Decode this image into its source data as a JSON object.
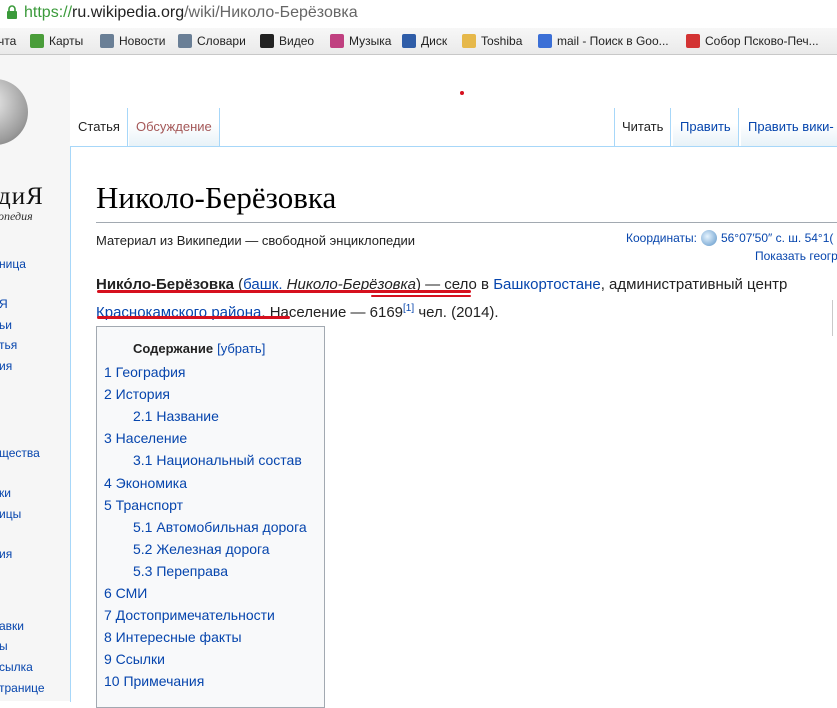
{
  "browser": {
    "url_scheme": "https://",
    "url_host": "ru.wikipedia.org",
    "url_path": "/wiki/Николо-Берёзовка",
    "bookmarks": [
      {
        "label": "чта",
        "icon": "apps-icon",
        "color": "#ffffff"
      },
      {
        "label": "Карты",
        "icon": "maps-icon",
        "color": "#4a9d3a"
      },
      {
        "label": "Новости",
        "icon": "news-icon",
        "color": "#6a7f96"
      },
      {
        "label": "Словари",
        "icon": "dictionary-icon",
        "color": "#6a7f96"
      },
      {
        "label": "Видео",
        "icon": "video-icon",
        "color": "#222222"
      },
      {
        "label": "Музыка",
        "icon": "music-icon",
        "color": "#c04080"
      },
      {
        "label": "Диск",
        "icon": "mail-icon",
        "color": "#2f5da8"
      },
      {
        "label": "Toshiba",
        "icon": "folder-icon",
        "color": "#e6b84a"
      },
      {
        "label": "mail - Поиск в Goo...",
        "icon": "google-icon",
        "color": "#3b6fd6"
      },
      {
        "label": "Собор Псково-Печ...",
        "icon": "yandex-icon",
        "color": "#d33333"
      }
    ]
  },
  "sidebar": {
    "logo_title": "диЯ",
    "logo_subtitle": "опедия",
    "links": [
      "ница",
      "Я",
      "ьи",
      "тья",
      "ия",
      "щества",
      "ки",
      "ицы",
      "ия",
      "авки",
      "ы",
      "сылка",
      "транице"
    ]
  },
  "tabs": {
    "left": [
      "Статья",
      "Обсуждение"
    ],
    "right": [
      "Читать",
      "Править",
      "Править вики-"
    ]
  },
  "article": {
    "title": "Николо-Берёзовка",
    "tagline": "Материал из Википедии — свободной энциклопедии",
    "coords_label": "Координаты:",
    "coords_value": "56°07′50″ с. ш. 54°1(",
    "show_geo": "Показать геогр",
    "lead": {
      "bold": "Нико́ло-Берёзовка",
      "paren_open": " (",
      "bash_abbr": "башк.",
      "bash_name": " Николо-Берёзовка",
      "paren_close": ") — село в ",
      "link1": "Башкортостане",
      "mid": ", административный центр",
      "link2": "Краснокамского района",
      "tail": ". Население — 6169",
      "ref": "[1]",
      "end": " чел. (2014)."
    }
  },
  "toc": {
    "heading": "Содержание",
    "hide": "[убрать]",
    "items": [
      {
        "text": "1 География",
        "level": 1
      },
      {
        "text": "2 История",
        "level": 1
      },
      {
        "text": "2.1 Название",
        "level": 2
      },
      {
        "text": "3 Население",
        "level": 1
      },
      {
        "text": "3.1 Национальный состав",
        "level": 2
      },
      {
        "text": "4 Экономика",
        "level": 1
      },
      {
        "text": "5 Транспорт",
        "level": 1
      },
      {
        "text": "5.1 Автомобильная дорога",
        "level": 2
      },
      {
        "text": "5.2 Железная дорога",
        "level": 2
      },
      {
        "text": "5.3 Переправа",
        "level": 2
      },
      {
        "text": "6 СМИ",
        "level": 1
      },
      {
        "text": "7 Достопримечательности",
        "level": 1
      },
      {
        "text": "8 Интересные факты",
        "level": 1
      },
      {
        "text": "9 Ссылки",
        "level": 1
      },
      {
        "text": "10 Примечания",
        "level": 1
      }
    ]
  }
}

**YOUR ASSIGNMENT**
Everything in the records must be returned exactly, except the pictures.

**EXERCISE RESPONSE**
Decode this image into its source data as a JSON object.
{
  "browser": {
    "url_scheme": "https://",
    "url_host": "ru.wikipedia.org",
    "url_path": "/wiki/Николо-Берёзовка",
    "bookmarks": [
      {
        "label": "чта",
        "icon": "apps-icon",
        "color": "#ffffff"
      },
      {
        "label": "Карты",
        "icon": "maps-icon",
        "color": "#4a9d3a"
      },
      {
        "label": "Новости",
        "icon": "news-icon",
        "color": "#6a7f96"
      },
      {
        "label": "Словари",
        "icon": "dictionary-icon",
        "color": "#6a7f96"
      },
      {
        "label": "Видео",
        "icon": "video-icon",
        "color": "#222222"
      },
      {
        "label": "Музыка",
        "icon": "music-icon",
        "color": "#c04080"
      },
      {
        "label": "Диск",
        "icon": "mail-icon",
        "color": "#2f5da8"
      },
      {
        "label": "Toshiba",
        "icon": "folder-icon",
        "color": "#e6b84a"
      },
      {
        "label": "mail - Поиск в Goo...",
        "icon": "google-icon",
        "color": "#3b6fd6"
      },
      {
        "label": "Собор Псково-Печ...",
        "icon": "yandex-icon",
        "color": "#d33333"
      }
    ]
  },
  "sidebar": {
    "logo_title": "диЯ",
    "logo_subtitle": "опедия",
    "links": [
      "ница",
      "Я",
      "ьи",
      "тья",
      "ия",
      "щества",
      "ки",
      "ицы",
      "ия",
      "авки",
      "ы",
      "сылка",
      "транице"
    ]
  },
  "tabs": {
    "left": [
      "Статья",
      "Обсуждение"
    ],
    "right": [
      "Читать",
      "Править",
      "Править вики-"
    ]
  },
  "article": {
    "title": "Николо-Берёзовка",
    "tagline": "Материал из Википедии — свободной энциклопедии",
    "coords_label": "Координаты:",
    "coords_value": "56°07′50″ с. ш. 54°1(",
    "show_geo": "Показать геогр",
    "lead": {
      "bold": "Нико́ло-Берёзовка",
      "paren_open": " (",
      "bash_abbr": "башк.",
      "bash_name": " Николо-Берёзовка",
      "paren_close": ") — село в ",
      "link1": "Башкортостане",
      "mid": ", административный центр",
      "link2": "Краснокамского района",
      "tail": ". Население — 6169",
      "ref": "[1]",
      "end": " чел. (2014)."
    }
  },
  "toc": {
    "heading": "Содержание",
    "hide": "[убрать]",
    "items": [
      {
        "text": "1 География",
        "level": 1
      },
      {
        "text": "2 История",
        "level": 1
      },
      {
        "text": "2.1 Название",
        "level": 2
      },
      {
        "text": "3 Население",
        "level": 1
      },
      {
        "text": "3.1 Национальный состав",
        "level": 2
      },
      {
        "text": "4 Экономика",
        "level": 1
      },
      {
        "text": "5 Транспорт",
        "level": 1
      },
      {
        "text": "5.1 Автомобильная дорога",
        "level": 2
      },
      {
        "text": "5.2 Железная дорога",
        "level": 2
      },
      {
        "text": "5.3 Переправа",
        "level": 2
      },
      {
        "text": "6 СМИ",
        "level": 1
      },
      {
        "text": "7 Достопримечательности",
        "level": 1
      },
      {
        "text": "8 Интересные факты",
        "level": 1
      },
      {
        "text": "9 Ссылки",
        "level": 1
      },
      {
        "text": "10 Примечания",
        "level": 1
      }
    ]
  }
}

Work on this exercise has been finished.